** Provided data follows **

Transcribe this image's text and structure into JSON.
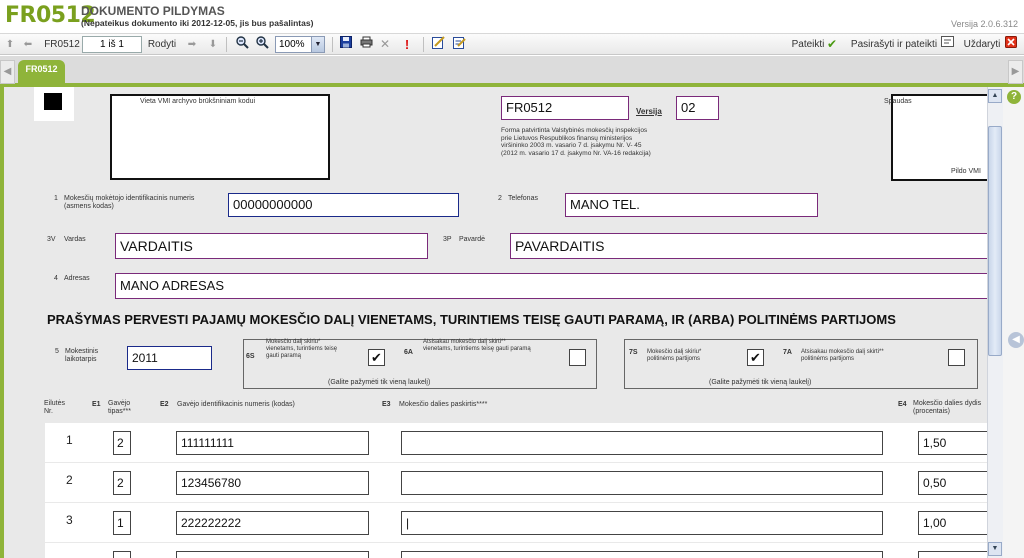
{
  "header": {
    "logo": "FR0512",
    "title": "DOKUMENTO PILDYMAS",
    "subtitle": "(Nepateikus dokumento iki 2012-12-05, jis bus pašalintas)",
    "version": "Versija 2.0.6.312"
  },
  "toolbar": {
    "form_code": "FR0512",
    "page_value": "1 iš 1",
    "show_label": "Rodyti",
    "zoom": "100%",
    "submit_label": "Pateikti",
    "sign_submit_label": "Pasirašyti ir pateikti",
    "close_label": "Uždaryti"
  },
  "tab": {
    "label": "FR0512"
  },
  "form": {
    "vmi_place_label": "Vieta VMI archyvo brūkšniniam kodui",
    "form_code": "FR0512",
    "versija_label": "Versija",
    "versija_value": "02",
    "approval_text": [
      "Forma patvirtinta Valstybinės mokesčių inspekcijos",
      "prie Lietuvos Respublikos finansų ministerijos",
      "viršininko 2003 m. vasario 7 d. įsakymu Nr. V- 45",
      "(2012 m. vasario 17 d. įsakymo Nr. VA-16 redakcija)"
    ],
    "stamp_label": "Spaudas",
    "fills_vmi": "Pildo VMI",
    "f1_num": "1",
    "f1_label": [
      "Mokesčių mokėtojo identifikacinis numeris",
      "(asmens kodas)"
    ],
    "f1_value": "00000000000",
    "f2_num": "2",
    "f2_label": "Telefonas",
    "f2_value": "MANO TEL.",
    "f3v_num": "3V",
    "f3v_label": "Vardas",
    "f3v_value": "VARDAITIS",
    "f3p_num": "3P",
    "f3p_label": "Pavardė",
    "f3p_value": "PAVARDAITIS",
    "f4_num": "4",
    "f4_label": "Adresas",
    "f4_value": "MANO ADRESAS",
    "heading": "PRAŠYMAS PERVESTI PAJAMŲ MOKESČIO DALĮ VIENETAMS, TURINTIEMS TEISĘ GAUTI PARAMĄ, IR (ARBA) POLITINĖMS PARTIJOMS",
    "f5_num": "5",
    "f5_label": [
      "Mokestinis",
      "laikotarpis"
    ],
    "f5_value": "2011",
    "g6s_num": "6S",
    "g6s_label": [
      "Mokesčio dalį skiriu*",
      "vienetams, turintiems teisę",
      "gauti paramą"
    ],
    "g6s_checked": "✔",
    "g6a_num": "6A",
    "g6a_label": [
      "Atsisakau mokesčio dalį skirti**",
      "vienetams, turintiems teisę gauti paramą"
    ],
    "g6a_checked": "",
    "g6_note": "(Galite pažymėti tik vieną laukelį)",
    "g7s_num": "7S",
    "g7s_label": [
      "Mokesčio dalį skiriu*",
      "politinėms partijoms"
    ],
    "g7s_checked": "✔",
    "g7a_num": "7A",
    "g7a_label": [
      "Atsisakau mokesčio dalį skirti**",
      "politinėms partijoms"
    ],
    "g7a_checked": "",
    "g7_note": "(Galite pažymėti tik vieną laukelį)",
    "cols": {
      "nr": [
        "Eilutės",
        "Nr."
      ],
      "e1": "E1",
      "e1_label": [
        "Gavėjo",
        "tipas***"
      ],
      "e2": "E2",
      "e2_label": "Gavėjo identifikacinis numeris (kodas)",
      "e3": "E3",
      "e3_label": "Mokesčio dalies paskirtis****",
      "e4": "E4",
      "e4_label": [
        "Mokesčio dalies dydis",
        "(procentais)"
      ]
    },
    "rows": [
      {
        "nr": "1",
        "type": "2",
        "code": "111111111",
        "purpose": "",
        "percent": "1,50"
      },
      {
        "nr": "2",
        "type": "2",
        "code": "123456780",
        "purpose": "",
        "percent": "0,50"
      },
      {
        "nr": "3",
        "type": "1",
        "code": "222222222",
        "purpose": "|",
        "percent": "1,00"
      }
    ]
  }
}
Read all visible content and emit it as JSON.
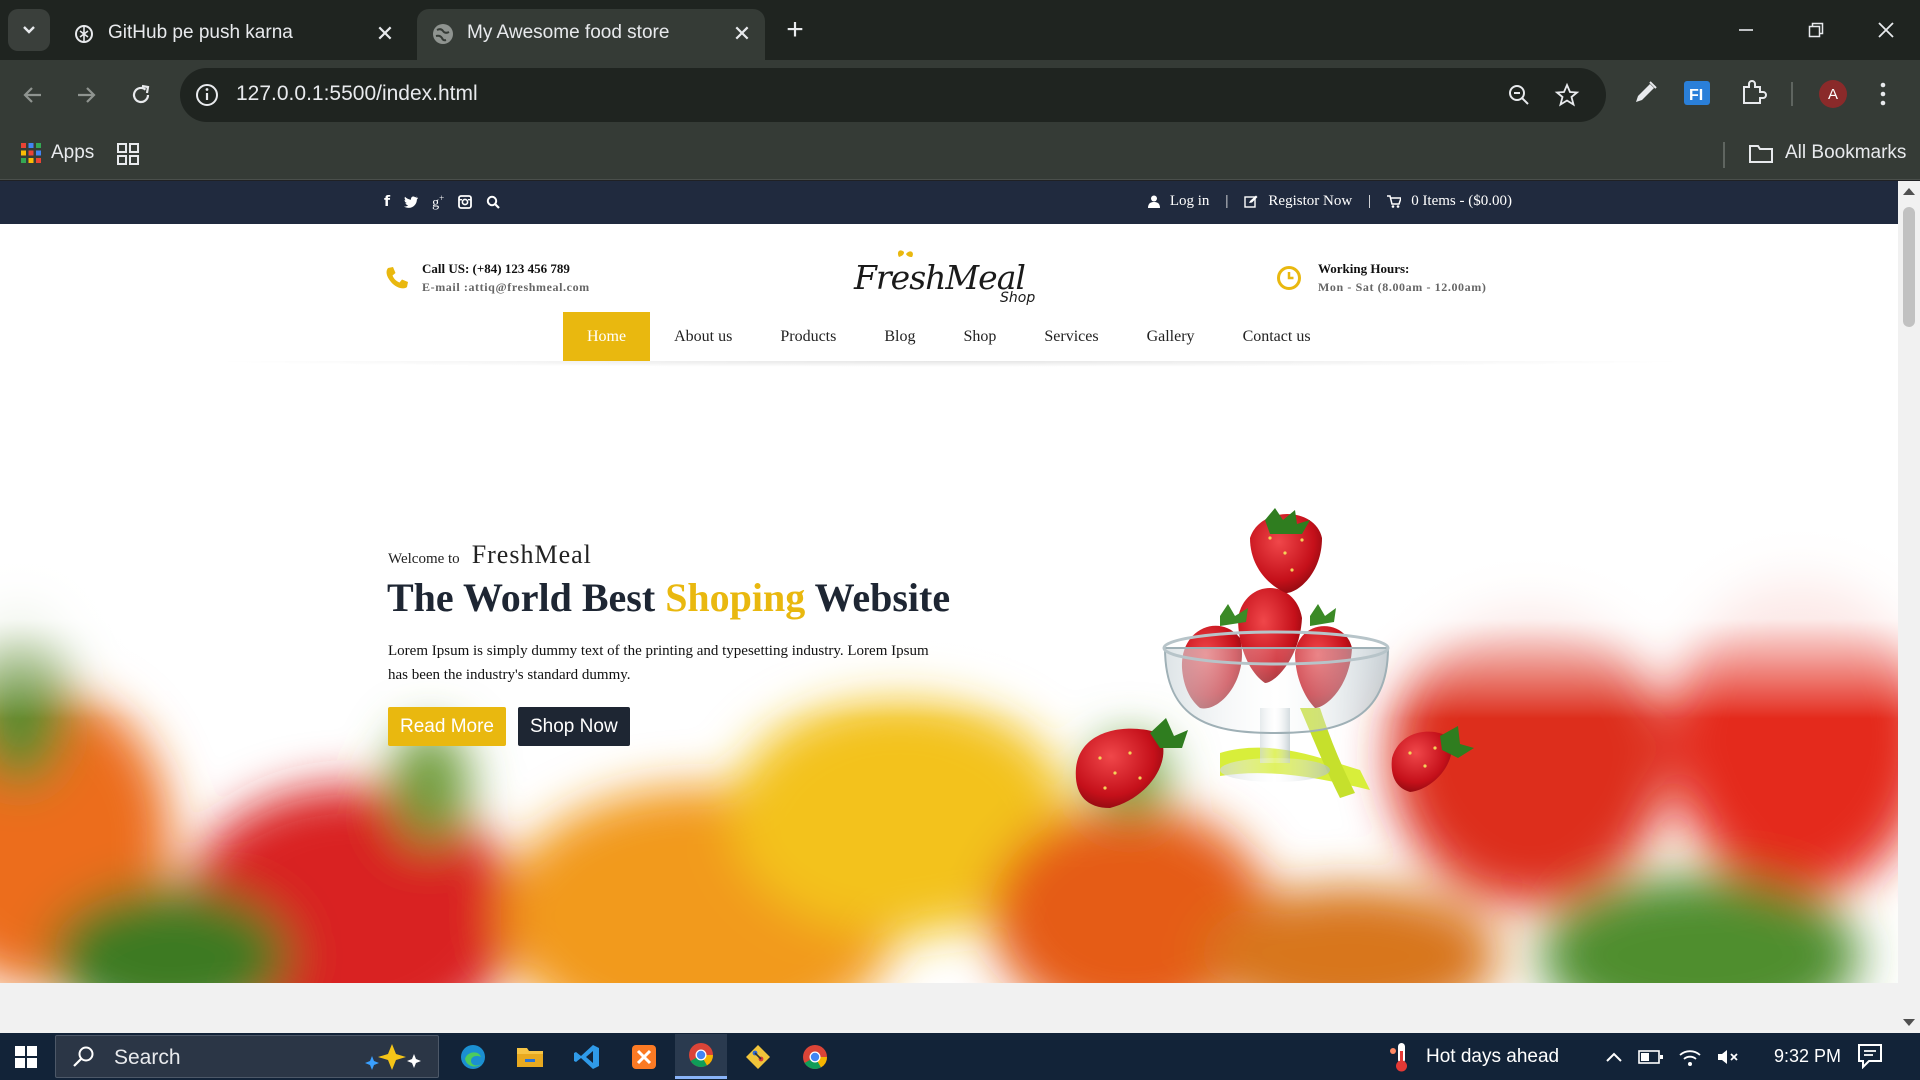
{
  "browser": {
    "tabs": [
      {
        "title": "GitHub pe push karna",
        "favicon": "openai-icon"
      },
      {
        "title": "My Awesome food store",
        "favicon": "globe-icon"
      }
    ],
    "url": "127.0.0.1:5500/index.html",
    "bookmarks": {
      "apps_label": "Apps",
      "all_bookmarks_label": "All Bookmarks"
    },
    "profile_initial": "A"
  },
  "site": {
    "topbar": {
      "social_icons": [
        "facebook-icon",
        "twitter-icon",
        "google-plus-icon",
        "instagram-icon",
        "search-icon"
      ],
      "login": "Log in",
      "separator": "|",
      "register": "Registor Now",
      "cart": "0 Items - ($0.00)"
    },
    "contact": {
      "line1": "Call US: (+84) 123 456 789",
      "line2": "E-mail :attiq@freshmeal.com"
    },
    "hours": {
      "line1": "Working Hours:",
      "line2": "Mon - Sat (8.00am - 12.00am)"
    },
    "logo": {
      "name": "FreshMeal",
      "sub": "Shop"
    },
    "menu": [
      "Home",
      "About us",
      "Products",
      "Blog",
      "Shop",
      "Services",
      "Gallery",
      "Contact us"
    ],
    "menu_active": "Home",
    "hero": {
      "welcome": "Welcome to",
      "brand": "FreshMeal",
      "headline_a": "The World Best ",
      "headline_b": "Shoping",
      "headline_c": " Website",
      "description": "Lorem Ipsum is simply dummy text of the printing and typesetting industry. Lorem Ipsum has been the industry's standard dummy.",
      "read_more": "Read More",
      "shop_now": "Shop Now"
    },
    "colors": {
      "accent": "#e9b80f",
      "dark": "#1e2633",
      "topbar": "#202a3e"
    }
  },
  "taskbar": {
    "search_placeholder": "Search",
    "weather": "Hot days ahead",
    "time": "9:32 PM",
    "apps": [
      "edge-icon",
      "file-explorer-icon",
      "vscode-icon",
      "xampp-icon",
      "chrome-icon",
      "git-icon",
      "chrome-icon"
    ]
  }
}
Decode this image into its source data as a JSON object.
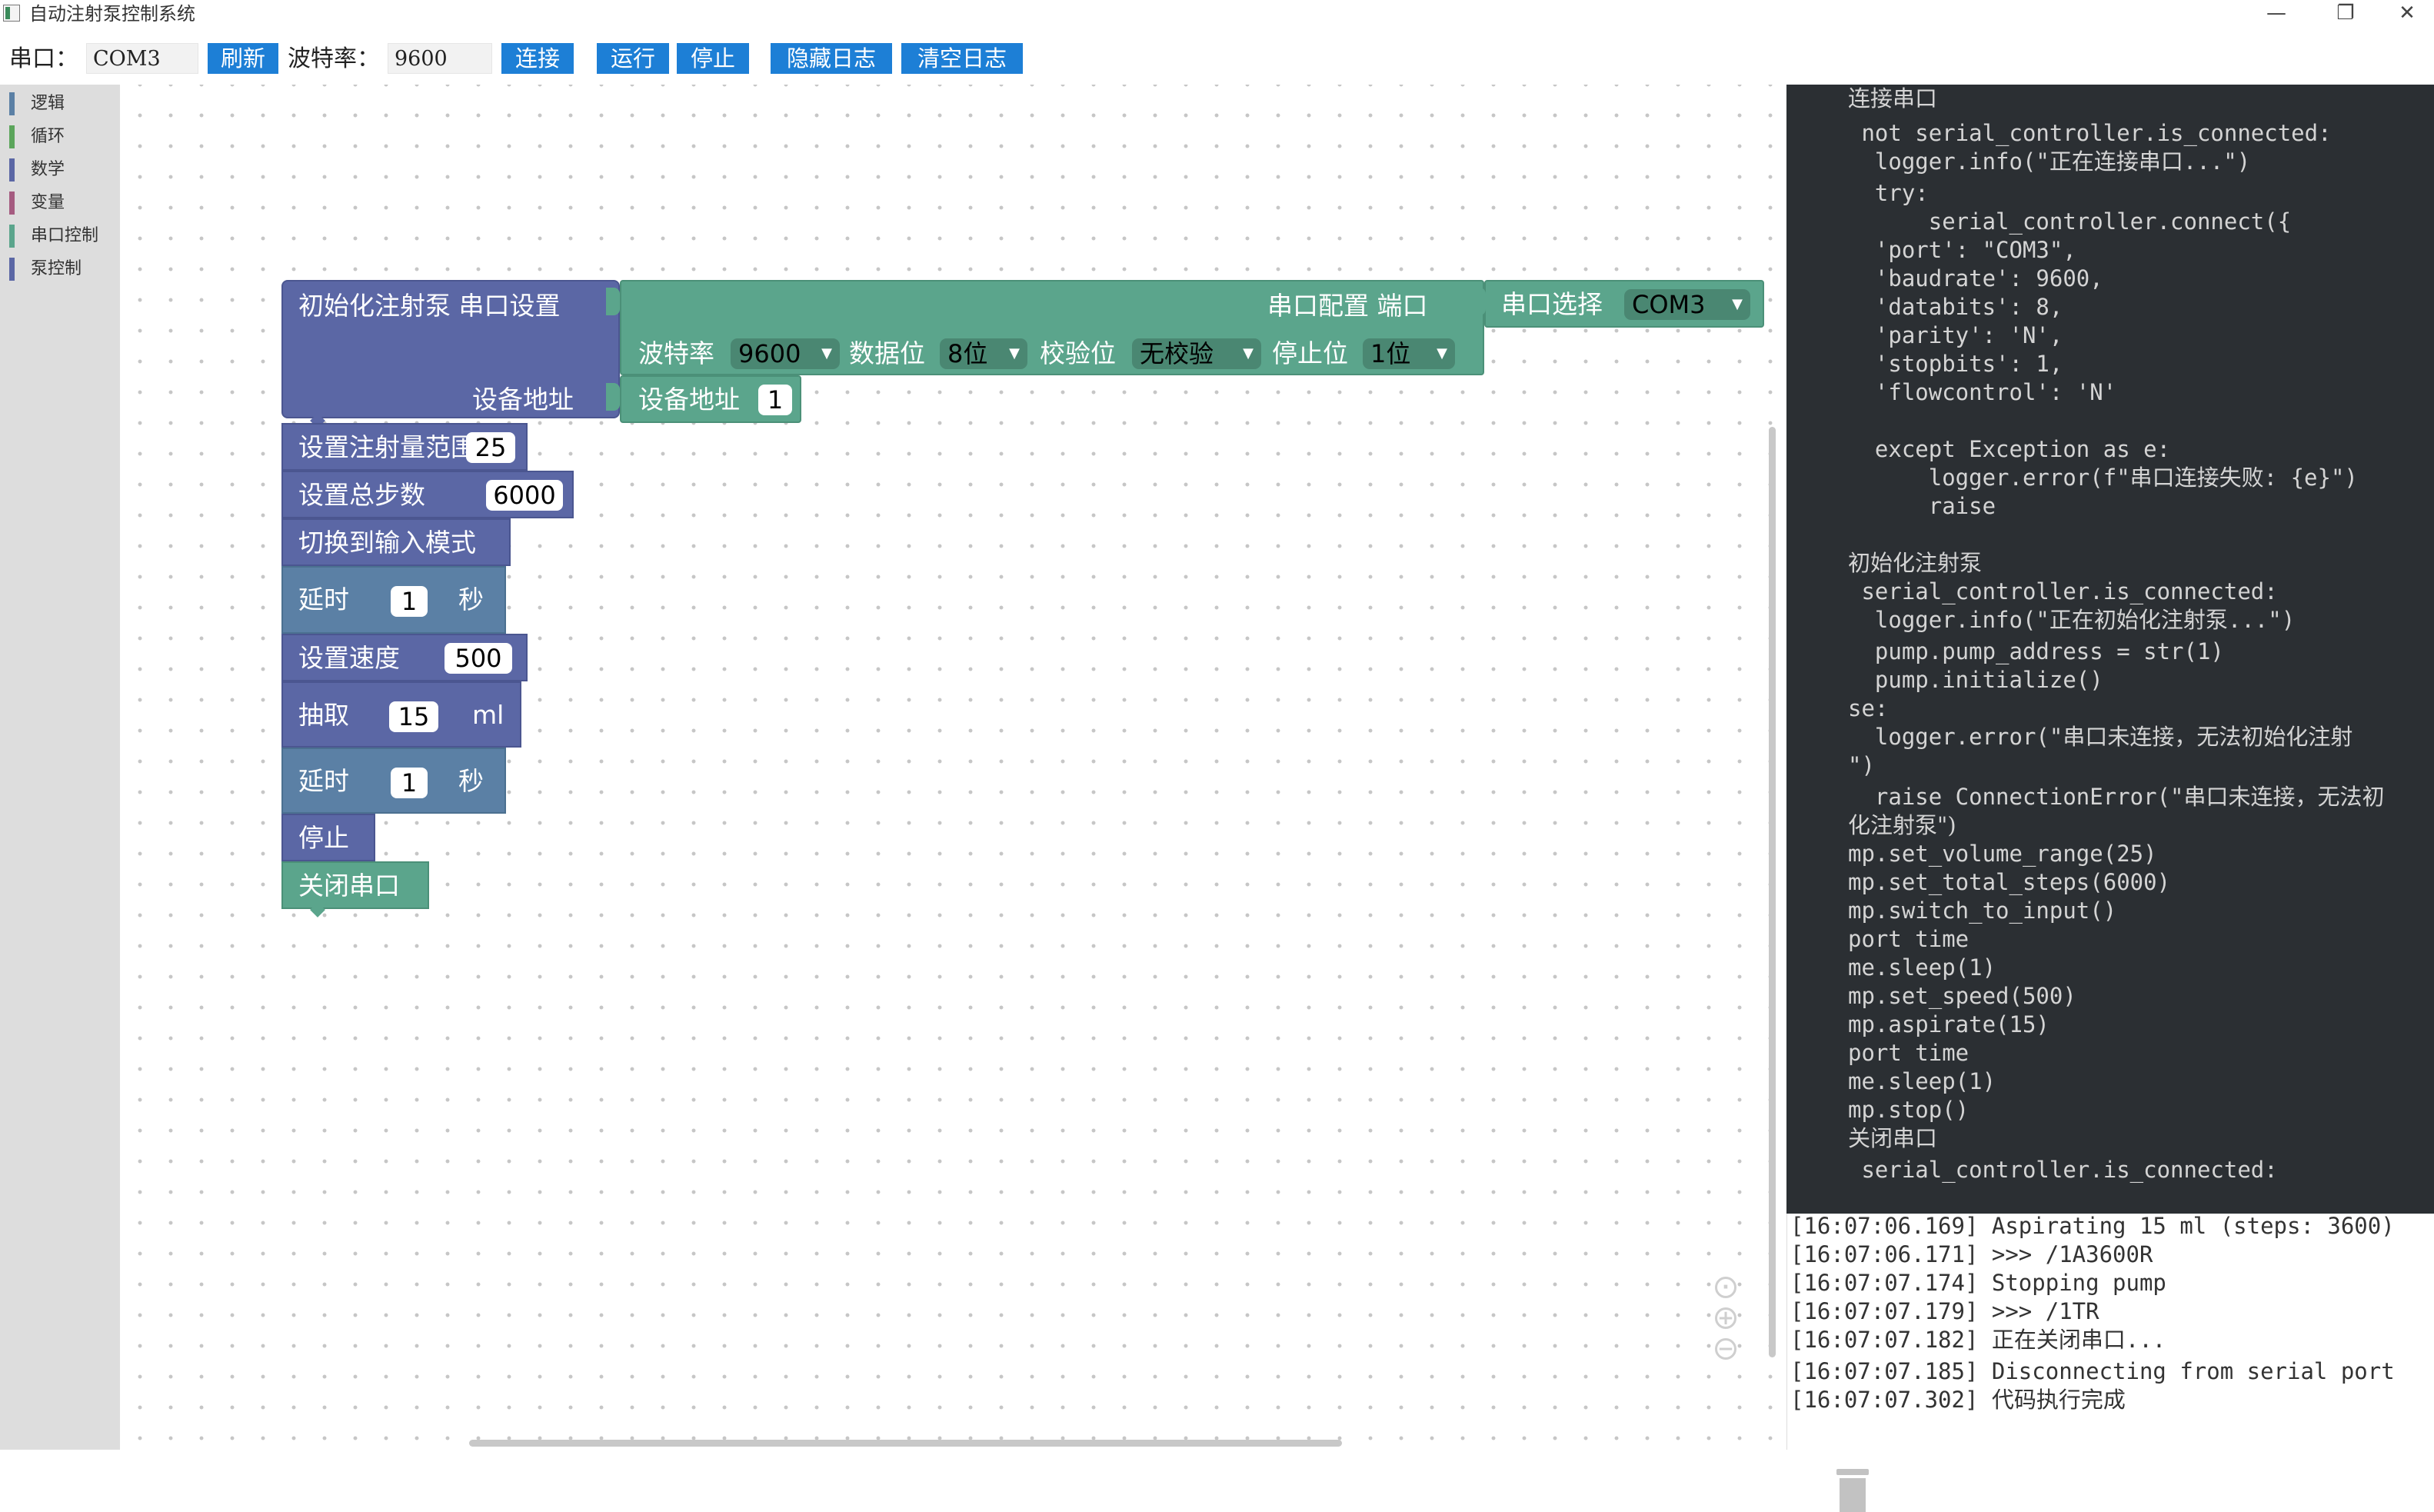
{
  "window": {
    "title": "自动注射泵控制系统",
    "controls": {
      "minimize": "—",
      "restore": "❐",
      "close": "✕"
    }
  },
  "toolbar": {
    "port_label": "串口：",
    "port_value": "COM3",
    "refresh": "刷新",
    "baud_label": "波特率：",
    "baud_value": "9600",
    "connect": "连接",
    "run": "运行",
    "stop": "停止",
    "hide_log": "隐藏日志",
    "clear_log": "清空日志"
  },
  "toolbox": {
    "categories": [
      {
        "label": "逻辑",
        "color": "#5b80a5"
      },
      {
        "label": "循环",
        "color": "#5ba55b"
      },
      {
        "label": "数学",
        "color": "#5b67a5"
      },
      {
        "label": "变量",
        "color": "#a55b80"
      },
      {
        "label": "串口控制",
        "color": "#5ba58c"
      },
      {
        "label": "泵控制",
        "color": "#5b67a5"
      }
    ]
  },
  "blocks": {
    "init": {
      "title": "初始化注射泵 串口设置",
      "addr_label": "设备地址",
      "serial_config": "串口配置 端口",
      "port_select": "串口选择",
      "port_value": "COM3",
      "baud_label": "波特率",
      "baud_value": "9600",
      "databits_label": "数据位",
      "databits_value": "8位",
      "parity_label": "校验位",
      "parity_value": "无校验",
      "stopbits_label": "停止位",
      "stopbits_value": "1位",
      "device_addr_label": "设备地址",
      "device_addr_value": "1"
    },
    "set_range": {
      "label": "设置注射量范围",
      "value": "25"
    },
    "set_steps": {
      "label": "设置总步数",
      "value": "6000"
    },
    "switch_input": {
      "label": "切换到输入模式"
    },
    "delay1": {
      "label": "延时",
      "value": "1",
      "unit": "秒"
    },
    "set_speed": {
      "label": "设置速度",
      "value": "500"
    },
    "aspirate": {
      "label": "抽取",
      "value": "15",
      "unit": "ml"
    },
    "delay2": {
      "label": "延时",
      "value": "1",
      "unit": "秒"
    },
    "stop": {
      "label": "停止"
    },
    "close_serial": {
      "label": "关闭串口"
    }
  },
  "code_lines": [
    "连接串口",
    " not serial_controller.is_connected:",
    "  logger.info(\"正在连接串口...\")",
    "  try:",
    "      serial_controller.connect({",
    "  'port': \"COM3\",",
    "  'baudrate': 9600,",
    "  'databits': 8,",
    "  'parity': 'N',",
    "  'stopbits': 1,",
    "  'flowcontrol': 'N'",
    "",
    "  except Exception as e:",
    "      logger.error(f\"串口连接失败: {e}\")",
    "      raise",
    "",
    "初始化注射泵",
    " serial_controller.is_connected:",
    "  logger.info(\"正在初始化注射泵...\")",
    "  pump.pump_address = str(1)",
    "  pump.initialize()",
    "se:",
    "  logger.error(\"串口未连接，无法初始化注射",
    "\")",
    "  raise ConnectionError(\"串口未连接，无法初",
    "化注射泵\")",
    "mp.set_volume_range(25)",
    "mp.set_total_steps(6000)",
    "mp.switch_to_input()",
    "port time",
    "me.sleep(1)",
    "mp.set_speed(500)",
    "mp.aspirate(15)",
    "port time",
    "me.sleep(1)",
    "mp.stop()",
    "关闭串口",
    " serial_controller.is_connected:"
  ],
  "log_lines": [
    "[16:07:06.169] Aspirating 15 ml (steps: 3600)",
    "[16:07:06.171] >>> /1A3600R",
    "[16:07:07.174] Stopping pump",
    "[16:07:07.179] >>> /1TR",
    "[16:07:07.182] 正在关闭串口...",
    "[16:07:07.185] Disconnecting from serial port",
    "[16:07:07.302] 代码执行完成"
  ]
}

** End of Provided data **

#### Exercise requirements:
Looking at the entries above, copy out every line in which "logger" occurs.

#### Answer space:
    "  logger.info(\"正在连接串口...\")",
    "      logger.error(f\"串口连接失败: {e}\")",
    "  logger.info(\"正在初始化注射泵...\")",
    "  logger.error(\"串口未连接，无法初始化注射",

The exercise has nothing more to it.